RECORDS TO USE
---

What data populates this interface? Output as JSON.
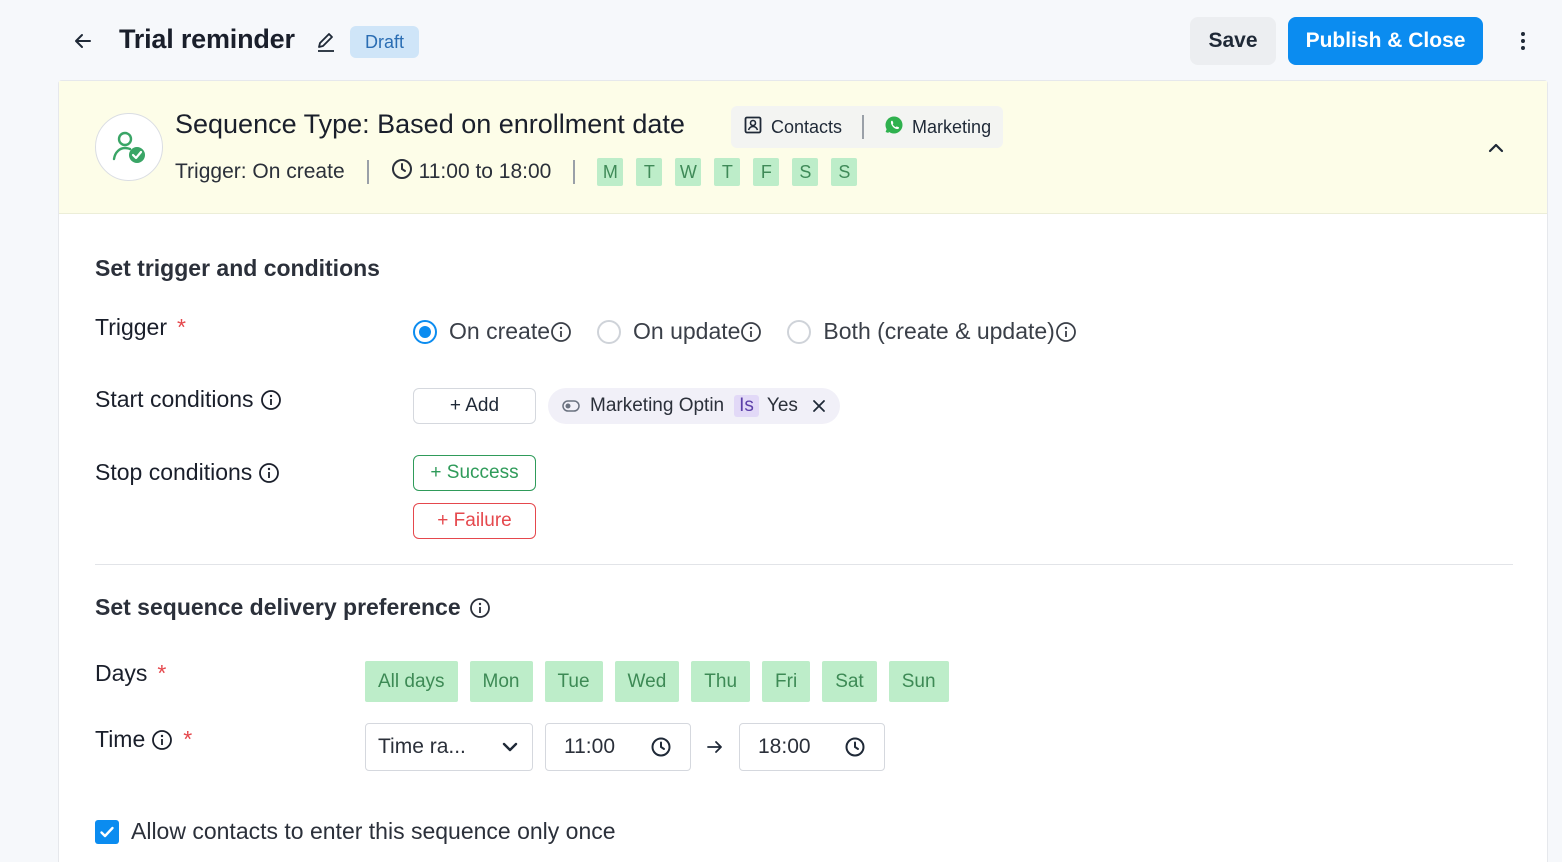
{
  "header": {
    "title": "Trial reminder",
    "status_badge": "Draft",
    "save_label": "Save",
    "publish_label": "Publish & Close"
  },
  "sequence": {
    "type_title": "Sequence Type: Based on enrollment date",
    "tags": [
      {
        "label": "Contacts",
        "icon": "contact-card-icon"
      },
      {
        "label": "Marketing",
        "icon": "whatsapp-icon"
      }
    ],
    "trigger_summary": "Trigger: On create",
    "time_summary": "11:00 to 18:00",
    "day_letters": [
      "M",
      "T",
      "W",
      "T",
      "F",
      "S",
      "S"
    ]
  },
  "trigger_section": {
    "title": "Set trigger and conditions",
    "trigger_label": "Trigger",
    "required_mark": "*",
    "options": [
      {
        "label": "On create",
        "checked": true
      },
      {
        "label": "On update",
        "checked": false
      },
      {
        "label": "Both (create & update)",
        "checked": false
      }
    ],
    "start_conditions_label": "Start conditions",
    "add_label": "+ Add",
    "condition": {
      "field": "Marketing Optin",
      "operator": "Is",
      "value": "Yes"
    },
    "stop_conditions_label": "Stop conditions",
    "success_label": "+ Success",
    "failure_label": "+ Failure"
  },
  "delivery_section": {
    "title": "Set sequence delivery preference",
    "days_label": "Days",
    "days": [
      "All days",
      "Mon",
      "Tue",
      "Wed",
      "Thu",
      "Fri",
      "Sat",
      "Sun"
    ],
    "time_label": "Time",
    "time_mode": "Time ra...",
    "start_time": "11:00",
    "end_time": "18:00",
    "allow_once_label": "Allow contacts to enter this sequence only once",
    "allow_once_checked": true
  },
  "colors": {
    "accent": "#0b8cf0",
    "day_chip_bg": "#bdedc9",
    "header_bg": "#fdfde8",
    "success": "#2f9b5a",
    "failure": "#e5484d"
  }
}
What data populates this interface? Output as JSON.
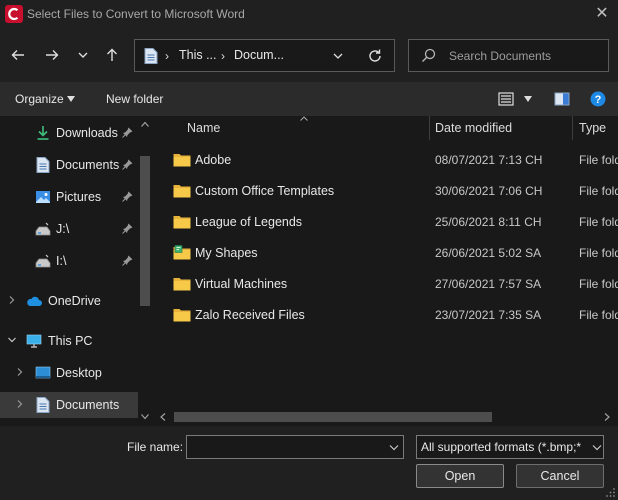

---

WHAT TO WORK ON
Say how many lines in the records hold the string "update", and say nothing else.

SOLUTION TO THE EXERCISE
2